Renewal

I decided a while ago to let my longstanding subscriptions to Designer Knitting (as Vogue is now known in the UK) and Interweave Knits lapse. Not without pangs; Vogue in particular is very close to my heart, having been my connection to the world of Real Knitters since waaaay back in the day when I was in South Africa without access to any decent yarn shops,* knew no one outside my family who knit, and of course Ravelry and blogs just didn’t exist.

My Vogue collection goes back unbroken to 1999, plus occasional earlier issues from 1993 on. I only found Interweave later, in the UK, so that shelf starts in 2003.  I purged all my other magazines when we moved, but those two titles are untouchable. It’s not that I’ve actually knit much of anything from them, nor do I plan to. But they are inspiration made concrete – not to mention advice, education, contemplation, temptation, pleasure.

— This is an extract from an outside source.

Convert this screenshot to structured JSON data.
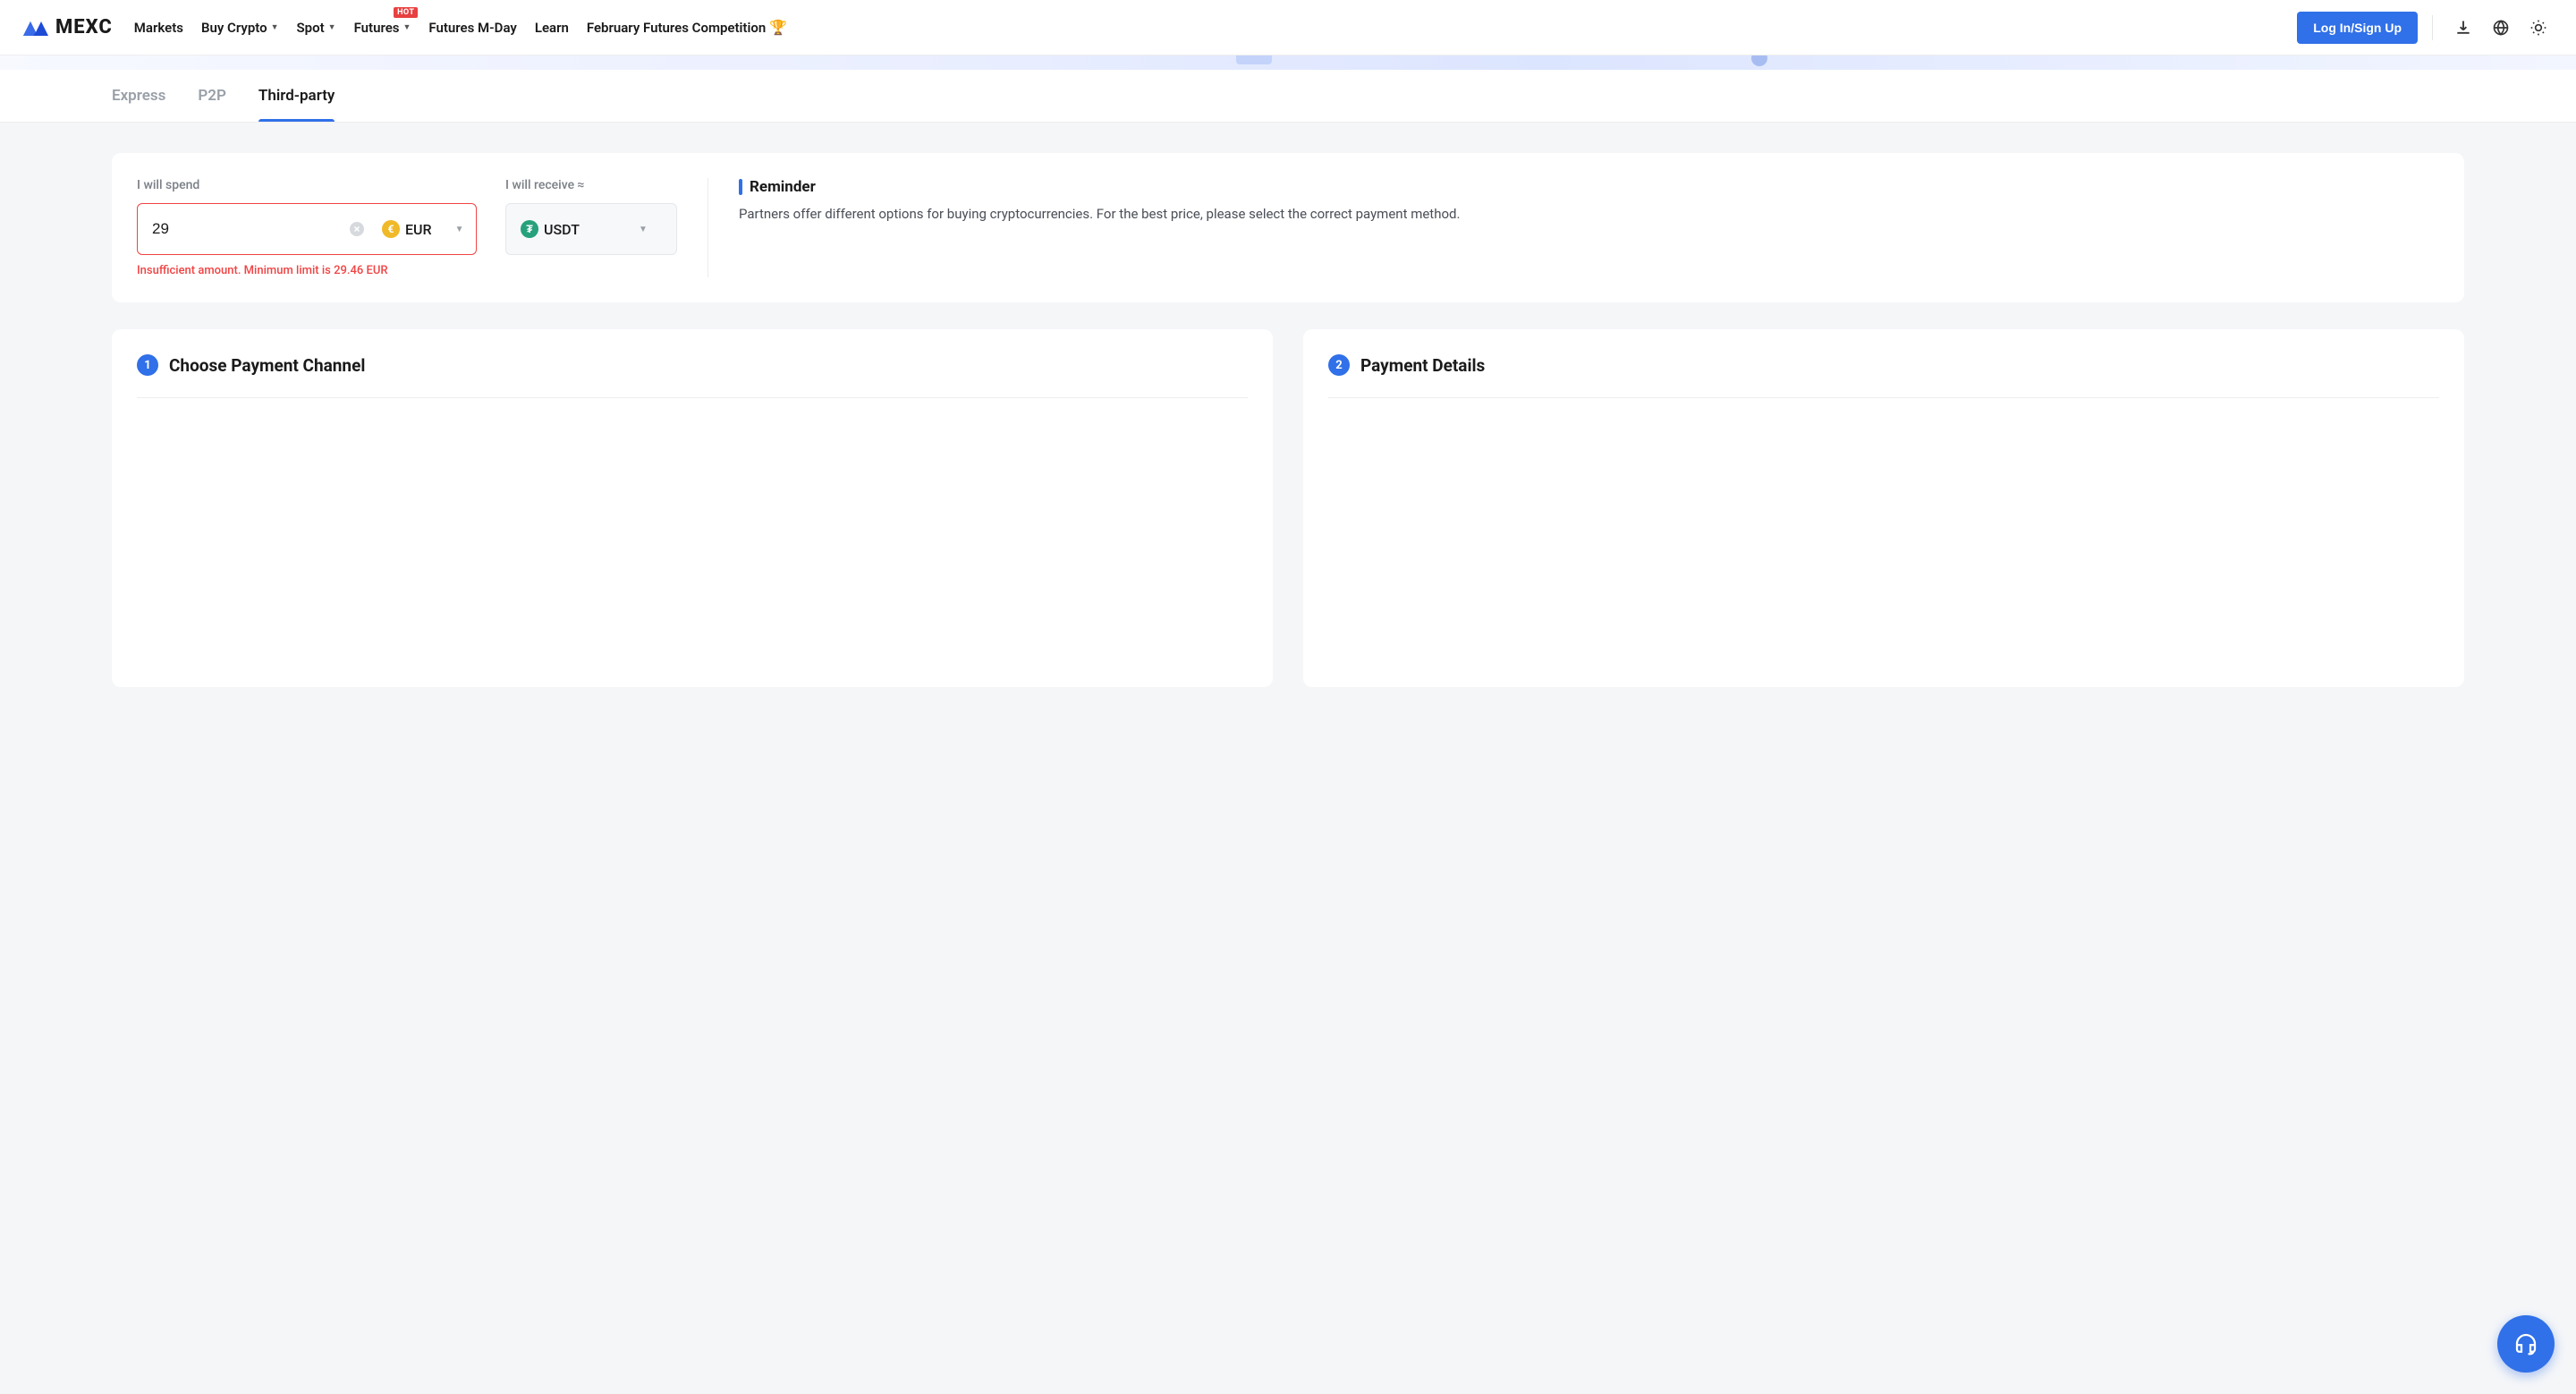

All of which – plus the vital sense of connection that drove my subscriptions for years – are now available online. In vast quantity and constantly updated; no endless waiting for the next issue to drop through my door. Oh sure, the thrill when it does drop through my door is unabated. But paying for that thrill, when inspiration and connection flow freely past my eyes every time I fire up the internet, was starting to seem a little self-indulgent. Especially with my post-move, SAHM budget being pretty darn tight. So I ignored the renewal notices; I let procrastination turn gradually into firmer purpose: I won’t renew. I don’t really need them any more. Do I?

And then today, picking up my last issue – and presumably last renewal notice –  from the postbox, the thought suddenly struck me: what if everyone allows Ravelry to replace their subscriptions? What if the magazines finally stop publishing? I’m shocked that it took me so long to think of that, especially since I actually work in publishing and have very recent, painful experience of this trend. But it genuinely only now occurred to me: that’s where we’re going. And I can’t bear to think of a knitting world without Vogue and Interweave.

Editorial standards count for something. Curated expertise counts for something. And I have no doubt there are readers who rely absolutely on the magazines… but maybe not enough of those readers to keep the mags alive. I love Ravelry so much, and the quality of many self-publishing designers is sublime. But I don’t want the whole market to go that way.

So I’m putting my money where my mouth is – and after all, it’s really not much money. Money is energy. It takes me time and energy to earn it; I want to direct that energy toward things I believe in. Just as I think one should never leave a yarn shop or a bookshop emptyhanded (even if habitual online shopping has one’s credit card number imprinted on one’s brain), I’ve decided, I need to keep supporting these magazines.

That’s my excuse, and I’m sticking to it.

  • That’s changed, of course! But at the time…